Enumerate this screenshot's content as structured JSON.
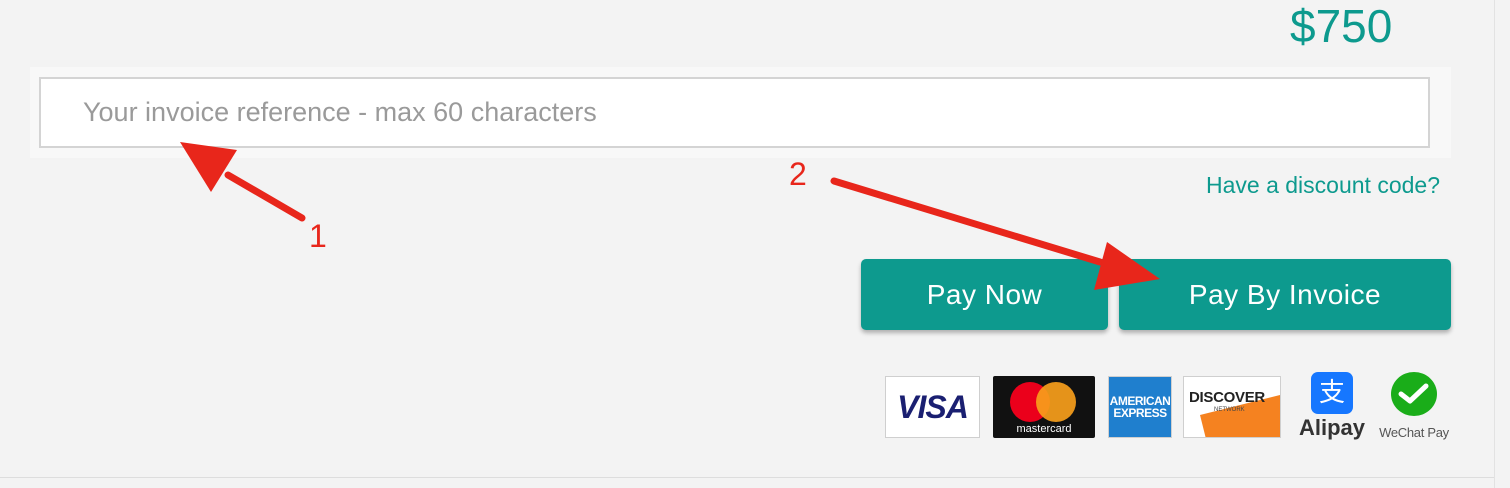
{
  "order": {
    "total": "$750"
  },
  "invoice_reference": {
    "value": "",
    "placeholder": "Your invoice reference - max 60 characters"
  },
  "discount": {
    "link_label": "Have a discount code?"
  },
  "actions": {
    "pay_now_label": "Pay Now",
    "pay_by_invoice_label": "Pay By Invoice"
  },
  "payment_methods": {
    "visa": {
      "label": "VISA",
      "icon": "visa-logo"
    },
    "mastercard": {
      "label": "mastercard",
      "icon": "mastercard-logo"
    },
    "amex": {
      "line1": "AMERICAN",
      "line2": "EXPRESS",
      "icon": "amex-logo"
    },
    "discover": {
      "label": "DISCOVER",
      "sublabel": "NETWORK",
      "icon": "discover-logo"
    },
    "alipay": {
      "label": "Alipay",
      "icon_glyph": "支",
      "icon": "alipay-logo"
    },
    "wechat": {
      "label": "WeChat Pay",
      "icon": "wechat-pay-logo"
    }
  },
  "annotations": {
    "marker_1": "1",
    "marker_2": "2"
  },
  "colors": {
    "accent": "#0d9a8e",
    "annotation": "#e8261b",
    "background": "#f3f3f3"
  }
}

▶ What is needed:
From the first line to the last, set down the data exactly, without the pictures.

▶ Answer space:
Enumerate this screenshot's content as structured JSON.
{
  "order": {
    "total": "$750"
  },
  "invoice_reference": {
    "value": "",
    "placeholder": "Your invoice reference - max 60 characters"
  },
  "discount": {
    "link_label": "Have a discount code?"
  },
  "actions": {
    "pay_now_label": "Pay Now",
    "pay_by_invoice_label": "Pay By Invoice"
  },
  "payment_methods": {
    "visa": {
      "label": "VISA",
      "icon": "visa-logo"
    },
    "mastercard": {
      "label": "mastercard",
      "icon": "mastercard-logo"
    },
    "amex": {
      "line1": "AMERICAN",
      "line2": "EXPRESS",
      "icon": "amex-logo"
    },
    "discover": {
      "label": "DISCOVER",
      "sublabel": "NETWORK",
      "icon": "discover-logo"
    },
    "alipay": {
      "label": "Alipay",
      "icon_glyph": "支",
      "icon": "alipay-logo"
    },
    "wechat": {
      "label": "WeChat Pay",
      "icon": "wechat-pay-logo"
    }
  },
  "annotations": {
    "marker_1": "1",
    "marker_2": "2"
  },
  "colors": {
    "accent": "#0d9a8e",
    "annotation": "#e8261b",
    "background": "#f3f3f3"
  }
}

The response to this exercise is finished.